In high school (and, I suppose, today) I always had a certain contrarian streak: I enjoyed being the devil’s advocate, both because it garnered bemused attention from the cute girls who, because of smarts or neuroses, still paid attention in ‘modern European history’, even after we’d all gotten into colleges or been hired by electricians (this being the final semester of our senior year). One day, I remember staking out the position that only people who paid taxes should be allowed to vote in America. This gave rise to a lot of bemused arguments in the class; many were horrified that the idea would even come up; no one seemed to have an adequate retort.
But if a system of voting where only taxpayers or property owners were allowed to vote sounds feudal, almost medieval, that’s because it is. But you don’t have to consult your old history coursebooks in order to find such systems and discover how they operated. Albuquerqueans (or ‘Burqueños’ if you will) already have just such a system in their own backyard: the Middle Rio Grande Conservancy District. Responsible the distribution of surface water for agriculture and recreation between Cochiti reservoir and Socorro, the district is more powerful than you might think. It assesses property owners within the boundaries of its flood control constructions for its own operation.
Only people who own property on the ‘flood plains’ of the Rio Grande are assessed, and at first glance it seems rightfully so that they should be the only ones who are allowed to vote in its elections.
But only those who own property in the conservation district are actually allowed to vote. Last week, elections for the MRGCD’s board took place, with a grand total of 3,842 ballots cast. It’s difficult to estimate the total population of people living within the district’s lines, but one would think that an area encompassing the entirety of the Rio Grande from the Cochiti Dam to the San Acacia Diversion near Socorro (4 counties with a total population of 888,560) would have slightly higher voter turnout.
But okay, if this is really just about farmers getting their pre-existing water rights and urban populations having nice, pleasant ditches to run next to before they head downtown for work, then the issue wouldn’t be so important.
What are the politics of water? It is an element that fundamentally defines New Mexican notions of ‘the common good’. How does the law, political debate, the economy, and the historical elements of New Mexico’s diverse population influence the debate and its outcomes? This is the second part of an ongoing investigation into politics of water in New Mexico.
Llano de la Yegua lies just northeast of Peñasco in Taos county. Emanuele Corso has the distinction of being the only non-Hispanic Mayordomo in the Llano. “My predecessor was letting one guy take more water than he deserved; the guy slipped him a six pack or whatever every so often as a bribe. People got frustrated enough with the situation they decided to take radical action. When the guy found that the neighbors had appointed me, he was aghast. ‘You appointed a gabacho?’, he asked everyone. ‘He’s not a gabacho, they said. He’s a Sicilian. And that’s why we elected him!'” Emanuele breaks into an easy laugh. His walk is a little unsteady, but he still hops over the little acequia running across his five-acre plot with the energy of experience.
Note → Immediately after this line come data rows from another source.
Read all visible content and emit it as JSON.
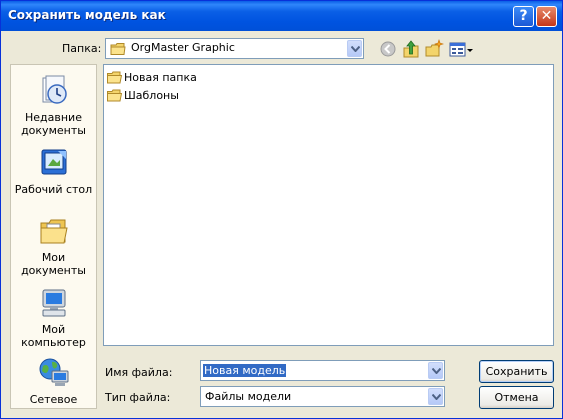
{
  "window": {
    "title": "Сохранить модель как"
  },
  "titlebar_buttons": {
    "help": "?",
    "close": "✕"
  },
  "lookin": {
    "label": "Папка:",
    "value": "OrgMaster Graphic"
  },
  "toolbar": {
    "icons": [
      "back-icon",
      "up-folder-icon",
      "new-folder-icon",
      "view-menu-icon"
    ]
  },
  "places": [
    {
      "label": "Недавние документы",
      "icon": "recent-documents-icon"
    },
    {
      "label": "Рабочий стол",
      "icon": "desktop-icon"
    },
    {
      "label": "Мои документы",
      "icon": "my-documents-icon"
    },
    {
      "label": "Мой компьютер",
      "icon": "my-computer-icon"
    },
    {
      "label": "Сетевое",
      "icon": "network-icon"
    }
  ],
  "files": [
    {
      "name": "Новая папка",
      "icon": "folder-icon"
    },
    {
      "name": "Шаблоны",
      "icon": "folder-icon"
    }
  ],
  "filename": {
    "label": "Имя файла:",
    "value": "Новая модель"
  },
  "filetype": {
    "label": "Тип файла:",
    "value": "Файлы модели"
  },
  "buttons": {
    "save": "Сохранить",
    "cancel": "Отмена"
  },
  "colors": {
    "titlebar": "#0a5fe6",
    "dialog_bg": "#ece9d8",
    "places_bg": "#fdfaf0",
    "selection": "#316ac5"
  }
}
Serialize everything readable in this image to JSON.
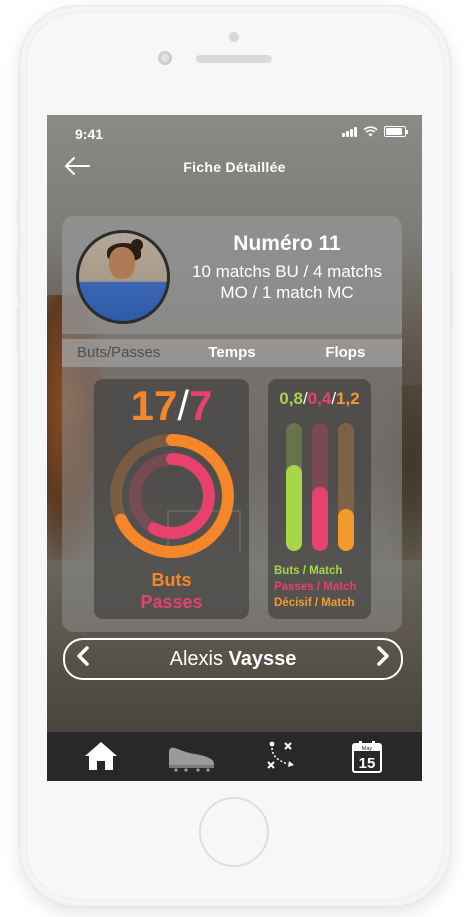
{
  "status": {
    "time": "9:41"
  },
  "nav": {
    "title": "Fiche Détaillée",
    "back_icon": "arrow-left-icon"
  },
  "profile": {
    "title": "Numéro 11",
    "matches_line1": "10 matchs BU / 4 matchs",
    "matches_line2": "MO / 1 match MC"
  },
  "tabs": [
    {
      "label": "Buts/Passes",
      "active": true
    },
    {
      "label": "Temps",
      "active": false
    },
    {
      "label": "Flops",
      "active": false
    }
  ],
  "stats": {
    "goals": "17",
    "separator": "/",
    "assists": "7",
    "legend_goals": "Buts",
    "legend_assists": "Passes",
    "goals_ring_fraction": 0.68,
    "assists_ring_fraction": 0.58
  },
  "ratios": {
    "goals_per_match": "0,8",
    "assists_per_match": "0,4",
    "decisive_per_match": "1,2",
    "sep1": "/",
    "sep2": "/",
    "goals_bar_fraction": 0.67,
    "assists_bar_fraction": 0.5,
    "decisive_bar_fraction": 0.33,
    "legend_goals": "Buts / Match",
    "legend_assists": "Passes / Match",
    "legend_decisive": "Décisif / Match"
  },
  "player": {
    "first_name": "Alexis",
    "last_name": "Vaysse"
  },
  "tabbar": {
    "items": [
      "home-icon",
      "football-boot-icon",
      "tactics-board-icon",
      "calendar-icon"
    ],
    "calendar_month": "May",
    "calendar_day": "15"
  },
  "colors": {
    "goals": "#f5862a",
    "assists": "#e7426d",
    "ratio_goals": "#a8d64a",
    "ratio_decisive": "#f29a2e"
  }
}
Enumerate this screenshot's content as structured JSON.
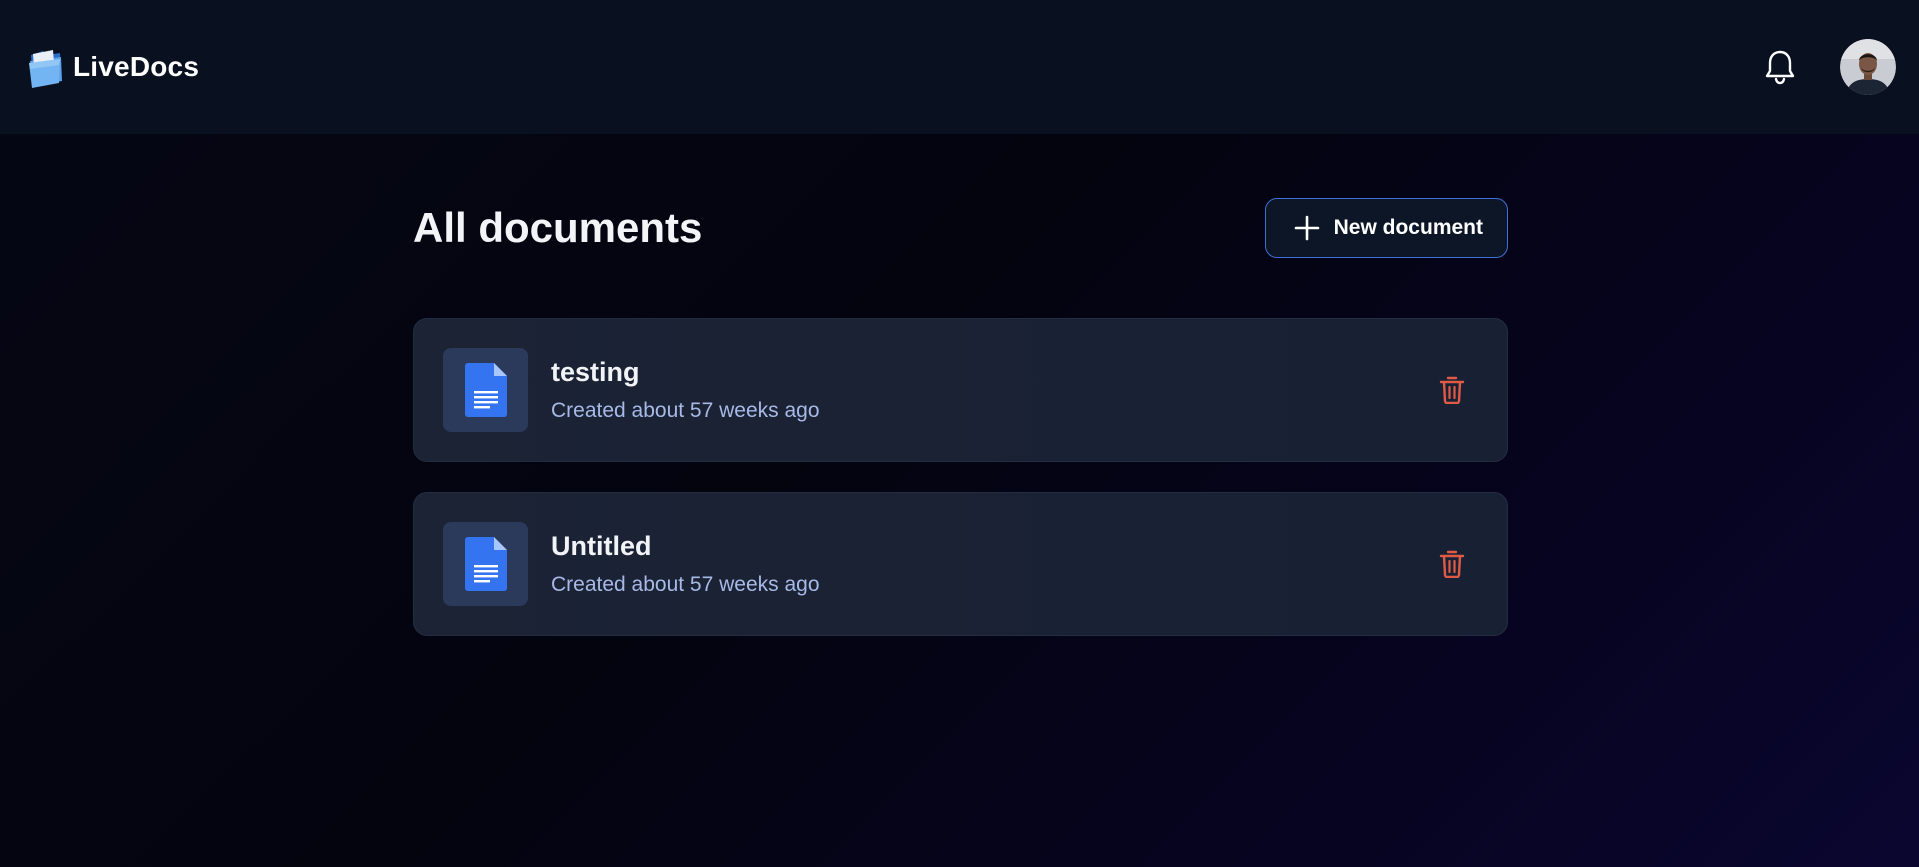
{
  "header": {
    "brand_name": "LiveDocs",
    "logo_icon": "folder-icon",
    "notification_icon": "bell-icon",
    "avatar_icon": "avatar"
  },
  "main": {
    "title": "All documents",
    "new_document_label": "New document",
    "documents": [
      {
        "title": "testing",
        "subtitle": "Created about 57 weeks ago"
      },
      {
        "title": "Untitled",
        "subtitle": "Created about 57 weeks ago"
      }
    ]
  },
  "colors": {
    "background": "#05060f",
    "header": "#09101f",
    "card": "#1b2335",
    "accent_border": "#3e70d8",
    "doc_icon_blue": "#3574f0",
    "subtitle_text": "#a7b9e6",
    "delete_icon": "#e05b45"
  }
}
Water was the first law in New Mexico.
The first code of laws recognized by the United States in the new territory of New Mexico, known as the ‘Kearny Code’, left the existing Mexican and Spanish regulations in place: “The laws heretofore in force concerning water courses…shall continue in force except so much of said laws as require the ayuntamientos of the different villages to regulate these subjects, which duties and powers are transferred to and enjoined upon alcaldes and prefects of the several counties.”
Emanuele takes me up to the top of the valley, where the Santa Barbera river spills through into the meadows below. The acequia madre that feeds from the Santa Barbera is divided into three venas. “The uppermost vena which diverts water to my land is called mano Rocindo”, he says, after the Mayordomo who made it about 120 years ago. “Since we’re the highest up on the river, we have to make sure we’re responsible with our use.” He shows me a large, welded gate that diverted water towards his property. “It goes over two miles, and they picked a spot in the river that’s just the perfect amount higher than the upper-most farm. I wish I knew how they did it.” Emanuele looks concerned over the debris. “We really need to call the mayordomo and get him to clean up this stuff, it’s his job…” He seems undecided whether or not to throw his walking stick on the bank and wade in himself to pick out the branches and leaves that have become caught in the gate.